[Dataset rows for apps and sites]

--------------------------------

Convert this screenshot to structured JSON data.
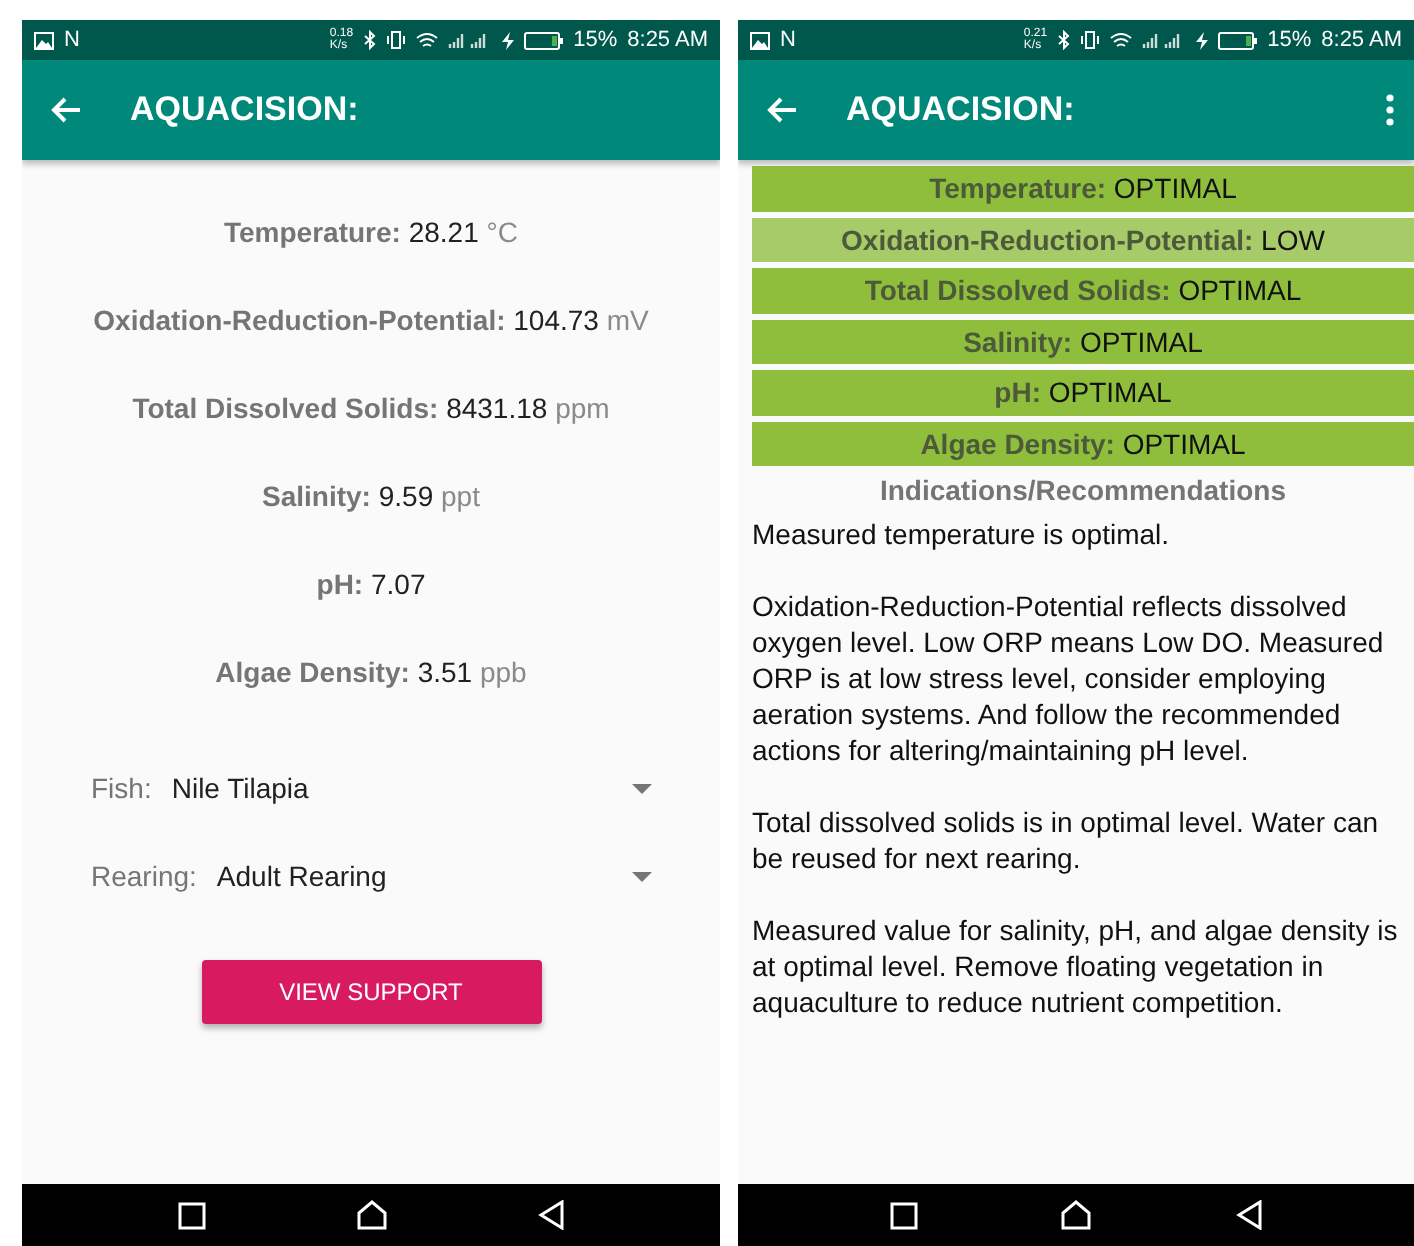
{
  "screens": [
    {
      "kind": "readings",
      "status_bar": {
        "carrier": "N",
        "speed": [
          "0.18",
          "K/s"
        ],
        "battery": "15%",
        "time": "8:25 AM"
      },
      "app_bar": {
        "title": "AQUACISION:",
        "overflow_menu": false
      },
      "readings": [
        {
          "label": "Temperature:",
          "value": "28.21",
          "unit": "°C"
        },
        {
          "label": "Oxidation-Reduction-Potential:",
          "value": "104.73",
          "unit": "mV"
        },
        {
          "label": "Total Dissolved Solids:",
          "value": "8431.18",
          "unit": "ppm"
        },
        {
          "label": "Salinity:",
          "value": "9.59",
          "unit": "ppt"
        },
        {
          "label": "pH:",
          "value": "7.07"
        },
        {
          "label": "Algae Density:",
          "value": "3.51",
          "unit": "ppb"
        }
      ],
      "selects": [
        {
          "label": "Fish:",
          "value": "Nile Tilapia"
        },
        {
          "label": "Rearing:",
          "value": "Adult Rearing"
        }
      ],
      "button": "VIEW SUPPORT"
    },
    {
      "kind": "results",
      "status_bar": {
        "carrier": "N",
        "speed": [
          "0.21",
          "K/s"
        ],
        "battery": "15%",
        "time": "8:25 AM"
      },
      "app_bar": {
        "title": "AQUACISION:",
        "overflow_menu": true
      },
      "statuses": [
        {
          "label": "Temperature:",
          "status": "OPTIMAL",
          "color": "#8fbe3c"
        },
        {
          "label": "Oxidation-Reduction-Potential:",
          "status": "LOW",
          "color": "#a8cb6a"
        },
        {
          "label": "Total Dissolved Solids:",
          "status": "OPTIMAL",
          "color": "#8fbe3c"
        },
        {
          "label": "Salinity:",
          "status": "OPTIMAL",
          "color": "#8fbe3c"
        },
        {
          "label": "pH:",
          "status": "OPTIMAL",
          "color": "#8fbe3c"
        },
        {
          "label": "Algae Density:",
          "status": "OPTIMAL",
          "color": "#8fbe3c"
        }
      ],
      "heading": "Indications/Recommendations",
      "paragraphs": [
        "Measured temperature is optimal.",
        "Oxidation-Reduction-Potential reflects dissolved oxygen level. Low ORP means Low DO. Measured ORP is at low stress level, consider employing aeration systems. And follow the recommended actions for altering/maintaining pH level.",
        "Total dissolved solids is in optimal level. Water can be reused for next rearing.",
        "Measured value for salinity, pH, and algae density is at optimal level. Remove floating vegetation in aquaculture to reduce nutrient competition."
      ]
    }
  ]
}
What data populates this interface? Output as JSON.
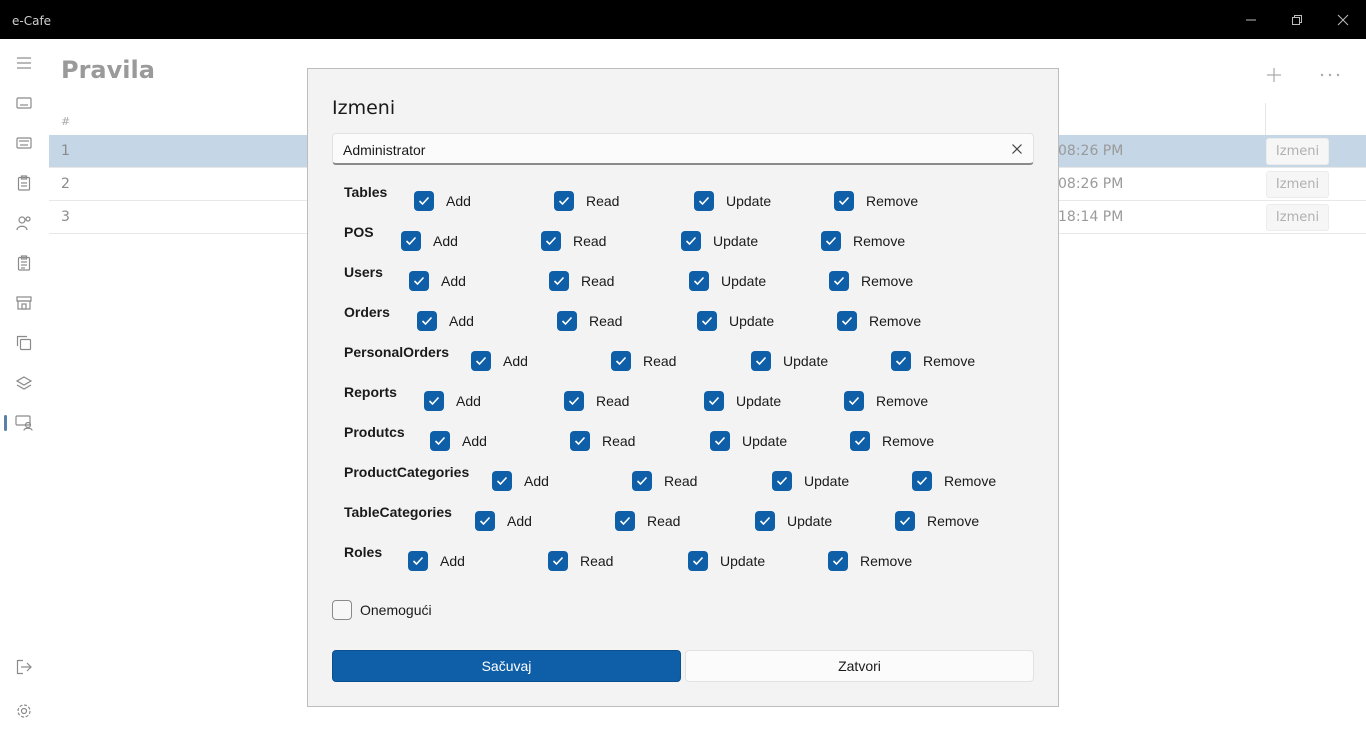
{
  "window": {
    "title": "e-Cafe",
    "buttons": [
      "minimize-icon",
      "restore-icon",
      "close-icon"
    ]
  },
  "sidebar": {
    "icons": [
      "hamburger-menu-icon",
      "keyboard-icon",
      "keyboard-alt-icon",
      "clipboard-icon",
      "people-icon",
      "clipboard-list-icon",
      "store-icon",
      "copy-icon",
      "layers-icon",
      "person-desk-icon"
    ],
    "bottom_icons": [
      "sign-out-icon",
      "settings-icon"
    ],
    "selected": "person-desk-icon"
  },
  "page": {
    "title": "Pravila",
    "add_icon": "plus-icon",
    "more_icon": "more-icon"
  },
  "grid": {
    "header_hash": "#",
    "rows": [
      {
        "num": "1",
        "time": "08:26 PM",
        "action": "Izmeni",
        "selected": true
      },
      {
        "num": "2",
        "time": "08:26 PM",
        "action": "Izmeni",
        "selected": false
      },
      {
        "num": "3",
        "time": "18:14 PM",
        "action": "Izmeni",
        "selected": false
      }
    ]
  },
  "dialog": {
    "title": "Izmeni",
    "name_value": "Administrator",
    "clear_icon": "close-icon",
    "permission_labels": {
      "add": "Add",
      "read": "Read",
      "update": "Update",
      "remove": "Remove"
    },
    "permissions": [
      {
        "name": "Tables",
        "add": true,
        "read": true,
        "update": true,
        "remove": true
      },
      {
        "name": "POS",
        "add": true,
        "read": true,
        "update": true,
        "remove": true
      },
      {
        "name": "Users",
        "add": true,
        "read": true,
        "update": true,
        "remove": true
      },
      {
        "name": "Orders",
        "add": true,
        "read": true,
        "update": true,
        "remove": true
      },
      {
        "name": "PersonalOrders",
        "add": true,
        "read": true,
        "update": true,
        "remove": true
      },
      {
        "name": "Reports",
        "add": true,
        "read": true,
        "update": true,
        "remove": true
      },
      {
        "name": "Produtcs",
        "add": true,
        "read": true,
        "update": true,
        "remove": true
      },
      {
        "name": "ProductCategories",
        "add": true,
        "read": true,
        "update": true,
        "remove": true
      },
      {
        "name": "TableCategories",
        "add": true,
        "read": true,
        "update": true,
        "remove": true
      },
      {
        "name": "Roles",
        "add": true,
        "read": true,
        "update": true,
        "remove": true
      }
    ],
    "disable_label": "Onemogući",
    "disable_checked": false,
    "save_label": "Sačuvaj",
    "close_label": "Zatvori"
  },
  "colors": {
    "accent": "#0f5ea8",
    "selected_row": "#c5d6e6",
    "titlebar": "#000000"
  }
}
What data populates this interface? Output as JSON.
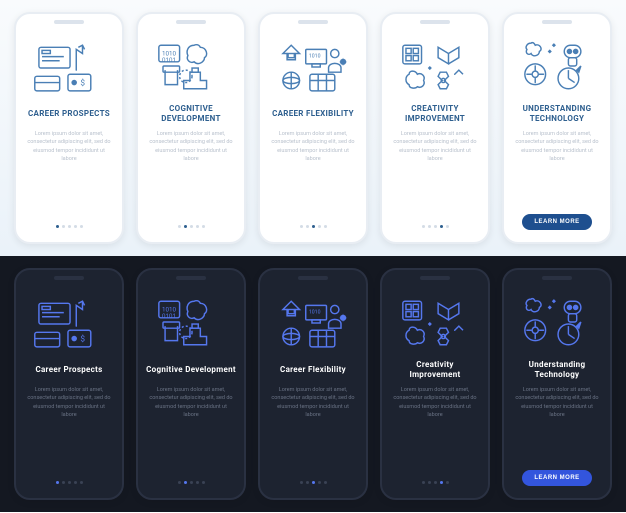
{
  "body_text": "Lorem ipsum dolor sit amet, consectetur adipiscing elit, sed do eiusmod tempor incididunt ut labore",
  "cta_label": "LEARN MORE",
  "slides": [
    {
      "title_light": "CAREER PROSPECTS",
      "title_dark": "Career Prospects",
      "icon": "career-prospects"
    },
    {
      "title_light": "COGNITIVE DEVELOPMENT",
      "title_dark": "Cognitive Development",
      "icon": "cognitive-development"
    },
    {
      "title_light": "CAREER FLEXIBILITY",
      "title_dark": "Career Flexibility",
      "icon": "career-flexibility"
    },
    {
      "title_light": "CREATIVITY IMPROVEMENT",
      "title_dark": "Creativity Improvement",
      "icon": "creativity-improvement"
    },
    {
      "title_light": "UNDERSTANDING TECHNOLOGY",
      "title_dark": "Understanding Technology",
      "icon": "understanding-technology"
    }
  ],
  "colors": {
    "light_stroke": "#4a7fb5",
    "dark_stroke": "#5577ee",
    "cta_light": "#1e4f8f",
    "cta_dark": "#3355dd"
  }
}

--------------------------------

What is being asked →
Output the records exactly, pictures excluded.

Result →
Convert this screenshot to structured JSON data.
{
  "screens": [
    {
      "kind": "readings",
      "status_bar": {
        "carrier": "N",
        "speed": [
          "0.18",
          "K/s"
        ],
        "battery": "15%",
        "time": "8:25 AM"
      },
      "app_bar": {
        "title": "AQUACISION:",
        "overflow_menu": false
      },
      "readings": [
        {
          "label": "Temperature:",
          "value": "28.21",
          "unit": "°C"
        },
        {
          "label": "Oxidation-Reduction-Potential:",
          "value": "104.73",
          "unit": "mV"
        },
        {
          "label": "Total Dissolved Solids:",
          "value": "8431.18",
          "unit": "ppm"
        },
        {
          "label": "Salinity:",
          "value": "9.59",
          "unit": "ppt"
        },
        {
          "label": "pH:",
          "value": "7.07"
        },
        {
          "label": "Algae Density:",
          "value": "3.51",
          "unit": "ppb"
        }
      ],
      "selects": [
        {
          "label": "Fish:",
          "value": "Nile Tilapia"
        },
        {
          "label": "Rearing:",
          "value": "Adult Rearing"
        }
      ],
      "button": "VIEW SUPPORT"
    },
    {
      "kind": "results",
      "status_bar": {
        "carrier": "N",
        "speed": [
          "0.21",
          "K/s"
        ],
        "battery": "15%",
        "time": "8:25 AM"
      },
      "app_bar": {
        "title": "AQUACISION:",
        "overflow_menu": true
      },
      "statuses": [
        {
          "label": "Temperature:",
          "status": "OPTIMAL",
          "color": "#8fbe3c"
        },
        {
          "label": "Oxidation-Reduction-Potential:",
          "status": "LOW",
          "color": "#a8cb6a"
        },
        {
          "label": "Total Dissolved Solids:",
          "status": "OPTIMAL",
          "color": "#8fbe3c"
        },
        {
          "label": "Salinity:",
          "status": "OPTIMAL",
          "color": "#8fbe3c"
        },
        {
          "label": "pH:",
          "status": "OPTIMAL",
          "color": "#8fbe3c"
        },
        {
          "label": "Algae Density:",
          "status": "OPTIMAL",
          "color": "#8fbe3c"
        }
      ],
      "heading": "Indications/Recommendations",
      "paragraphs": [
        "Measured temperature is optimal.",
        "Oxidation-Reduction-Potential reflects dissolved oxygen level. Low ORP means Low DO. Measured ORP is at low stress level, consider employing aeration systems. And follow the recommended actions for altering/maintaining pH level.",
        "Total dissolved solids is in optimal level. Water can be reused for next rearing.",
        "Measured value for salinity, pH, and algae density is at optimal level. Remove floating vegetation in aquaculture to reduce nutrient competition."
      ]
    }
  ]
}
What data populates this interface? Output as JSON.
{
  "window": {
    "title": "e-Cafe",
    "buttons": [
      "minimize-icon",
      "restore-icon",
      "close-icon"
    ]
  },
  "sidebar": {
    "icons": [
      "hamburger-menu-icon",
      "keyboard-icon",
      "keyboard-alt-icon",
      "clipboard-icon",
      "people-icon",
      "clipboard-list-icon",
      "store-icon",
      "copy-icon",
      "layers-icon",
      "person-desk-icon"
    ],
    "bottom_icons": [
      "sign-out-icon",
      "settings-icon"
    ],
    "selected": "person-desk-icon"
  },
  "page": {
    "title": "Pravila",
    "add_icon": "plus-icon",
    "more_icon": "more-icon"
  },
  "grid": {
    "header_hash": "#",
    "rows": [
      {
        "num": "1",
        "time": "08:26 PM",
        "action": "Izmeni",
        "selected": true
      },
      {
        "num": "2",
        "time": "08:26 PM",
        "action": "Izmeni",
        "selected": false
      },
      {
        "num": "3",
        "time": "18:14 PM",
        "action": "Izmeni",
        "selected": false
      }
    ]
  },
  "dialog": {
    "title": "Izmeni",
    "name_value": "Administrator",
    "clear_icon": "close-icon",
    "permission_labels": {
      "add": "Add",
      "read": "Read",
      "update": "Update",
      "remove": "Remove"
    },
    "permissions": [
      {
        "name": "Tables",
        "add": true,
        "read": true,
        "update": true,
        "remove": true
      },
      {
        "name": "POS",
        "add": true,
        "read": true,
        "update": true,
        "remove": true
      },
      {
        "name": "Users",
        "add": true,
        "read": true,
        "update": true,
        "remove": true
      },
      {
        "name": "Orders",
        "add": true,
        "read": true,
        "update": true,
        "remove": true
      },
      {
        "name": "PersonalOrders",
        "add": true,
        "read": true,
        "update": true,
        "remove": true
      },
      {
        "name": "Reports",
        "add": true,
        "read": true,
        "update": true,
        "remove": true
      },
      {
        "name": "Produtcs",
        "add": true,
        "read": true,
        "update": true,
        "remove": true
      },
      {
        "name": "ProductCategories",
        "add": true,
        "read": true,
        "update": true,
        "remove": true
      },
      {
        "name": "TableCategories",
        "add": true,
        "read": true,
        "update": true,
        "remove": true
      },
      {
        "name": "Roles",
        "add": true,
        "read": true,
        "update": true,
        "remove": true
      }
    ],
    "disable_label": "Onemogući",
    "disable_checked": false,
    "save_label": "Sačuvaj",
    "close_label": "Zatvori"
  },
  "colors": {
    "accent": "#0f5ea8",
    "selected_row": "#c5d6e6",
    "titlebar": "#000000"
  }
}
What data populates this interface? Output as JSON.
{
  "body_text": "Lorem ipsum dolor sit amet, consectetur adipiscing elit, sed do eiusmod tempor incididunt ut labore",
  "cta_label": "LEARN MORE",
  "slides": [
    {
      "title_light": "CAREER PROSPECTS",
      "title_dark": "Career Prospects",
      "icon": "career-prospects"
    },
    {
      "title_light": "COGNITIVE DEVELOPMENT",
      "title_dark": "Cognitive Development",
      "icon": "cognitive-development"
    },
    {
      "title_light": "CAREER FLEXIBILITY",
      "title_dark": "Career Flexibility",
      "icon": "career-flexibility"
    },
    {
      "title_light": "CREATIVITY IMPROVEMENT",
      "title_dark": "Creativity Improvement",
      "icon": "creativity-improvement"
    },
    {
      "title_light": "UNDERSTANDING TECHNOLOGY",
      "title_dark": "Understanding Technology",
      "icon": "understanding-technology"
    }
  ],
  "colors": {
    "light_stroke": "#4a7fb5",
    "dark_stroke": "#5577ee",
    "cta_light": "#1e4f8f",
    "cta_dark": "#3355dd"
  }
}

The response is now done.